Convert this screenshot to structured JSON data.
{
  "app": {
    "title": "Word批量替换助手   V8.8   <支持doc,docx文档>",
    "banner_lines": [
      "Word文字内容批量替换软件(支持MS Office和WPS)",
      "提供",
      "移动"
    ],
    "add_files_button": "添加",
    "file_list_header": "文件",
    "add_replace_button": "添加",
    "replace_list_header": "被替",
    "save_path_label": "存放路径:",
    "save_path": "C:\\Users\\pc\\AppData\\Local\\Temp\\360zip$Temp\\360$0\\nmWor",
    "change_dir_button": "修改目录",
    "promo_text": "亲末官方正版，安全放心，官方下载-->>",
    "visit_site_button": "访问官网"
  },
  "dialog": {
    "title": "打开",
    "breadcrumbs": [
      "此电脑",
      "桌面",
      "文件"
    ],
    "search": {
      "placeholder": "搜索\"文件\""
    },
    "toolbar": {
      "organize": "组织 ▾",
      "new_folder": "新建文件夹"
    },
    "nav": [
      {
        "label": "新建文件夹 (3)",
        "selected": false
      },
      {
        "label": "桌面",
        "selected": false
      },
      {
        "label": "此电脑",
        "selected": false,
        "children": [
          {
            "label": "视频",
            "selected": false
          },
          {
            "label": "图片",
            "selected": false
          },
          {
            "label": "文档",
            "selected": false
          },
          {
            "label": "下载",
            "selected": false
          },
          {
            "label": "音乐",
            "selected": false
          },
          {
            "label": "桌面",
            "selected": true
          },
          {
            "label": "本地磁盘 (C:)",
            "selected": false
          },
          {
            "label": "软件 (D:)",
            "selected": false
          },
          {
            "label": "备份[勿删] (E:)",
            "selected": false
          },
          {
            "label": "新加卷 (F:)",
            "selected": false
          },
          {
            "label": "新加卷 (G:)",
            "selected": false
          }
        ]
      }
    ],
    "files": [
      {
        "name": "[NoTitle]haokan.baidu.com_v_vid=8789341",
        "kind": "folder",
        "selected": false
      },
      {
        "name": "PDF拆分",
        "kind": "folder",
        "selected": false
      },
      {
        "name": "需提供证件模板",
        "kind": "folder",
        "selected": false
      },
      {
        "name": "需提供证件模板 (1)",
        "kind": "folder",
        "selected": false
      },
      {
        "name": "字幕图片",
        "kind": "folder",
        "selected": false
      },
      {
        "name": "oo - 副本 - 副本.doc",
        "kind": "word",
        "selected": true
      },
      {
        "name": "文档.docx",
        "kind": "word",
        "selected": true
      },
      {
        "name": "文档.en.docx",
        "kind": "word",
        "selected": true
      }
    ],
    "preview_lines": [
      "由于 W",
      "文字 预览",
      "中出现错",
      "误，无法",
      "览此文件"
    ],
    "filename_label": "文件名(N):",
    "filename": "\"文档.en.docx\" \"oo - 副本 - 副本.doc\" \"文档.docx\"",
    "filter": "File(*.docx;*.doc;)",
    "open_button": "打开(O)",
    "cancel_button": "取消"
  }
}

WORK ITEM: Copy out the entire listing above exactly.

SOLUTION BELOW:
Convert this screenshot to structured JSON data.
{
  "app": {
    "title": "Word批量替换助手   V8.8   <支持doc,docx文档>",
    "banner_lines": [
      "Word文字内容批量替换软件(支持MS Office和WPS)",
      "提供",
      "移动"
    ],
    "add_files_button": "添加",
    "file_list_header": "文件",
    "add_replace_button": "添加",
    "replace_list_header": "被替",
    "save_path_label": "存放路径:",
    "save_path": "C:\\Users\\pc\\AppData\\Local\\Temp\\360zip$Temp\\360$0\\nmWor",
    "change_dir_button": "修改目录",
    "promo_text": "亲末官方正版，安全放心，官方下载-->>",
    "visit_site_button": "访问官网"
  },
  "dialog": {
    "title": "打开",
    "breadcrumbs": [
      "此电脑",
      "桌面",
      "文件"
    ],
    "search": {
      "placeholder": "搜索\"文件\""
    },
    "toolbar": {
      "organize": "组织 ▾",
      "new_folder": "新建文件夹"
    },
    "nav": [
      {
        "label": "新建文件夹 (3)",
        "selected": false
      },
      {
        "label": "桌面",
        "selected": false
      },
      {
        "label": "此电脑",
        "selected": false,
        "children": [
          {
            "label": "视频",
            "selected": false
          },
          {
            "label": "图片",
            "selected": false
          },
          {
            "label": "文档",
            "selected": false
          },
          {
            "label": "下载",
            "selected": false
          },
          {
            "label": "音乐",
            "selected": false
          },
          {
            "label": "桌面",
            "selected": true
          },
          {
            "label": "本地磁盘 (C:)",
            "selected": false
          },
          {
            "label": "软件 (D:)",
            "selected": false
          },
          {
            "label": "备份[勿删] (E:)",
            "selected": false
          },
          {
            "label": "新加卷 (F:)",
            "selected": false
          },
          {
            "label": "新加卷 (G:)",
            "selected": false
          }
        ]
      }
    ],
    "files": [
      {
        "name": "[NoTitle]haokan.baidu.com_v_vid=8789341",
        "kind": "folder",
        "selected": false
      },
      {
        "name": "PDF拆分",
        "kind": "folder",
        "selected": false
      },
      {
        "name": "需提供证件模板",
        "kind": "folder",
        "selected": false
      },
      {
        "name": "需提供证件模板 (1)",
        "kind": "folder",
        "selected": false
      },
      {
        "name": "字幕图片",
        "kind": "folder",
        "selected": false
      },
      {
        "name": "oo - 副本 - 副本.doc",
        "kind": "word",
        "selected": true
      },
      {
        "name": "文档.docx",
        "kind": "word",
        "selected": true
      },
      {
        "name": "文档.en.docx",
        "kind": "word",
        "selected": true
      }
    ],
    "preview_lines": [
      "由于 W",
      "文字 预览",
      "中出现错",
      "误，无法",
      "览此文件"
    ],
    "filename_label": "文件名(N):",
    "filename": "\"文档.en.docx\" \"oo - 副本 - 副本.doc\" \"文档.docx\"",
    "filter": "File(*.docx;*.doc;)",
    "open_button": "打开(O)",
    "cancel_button": "取消"
  }
}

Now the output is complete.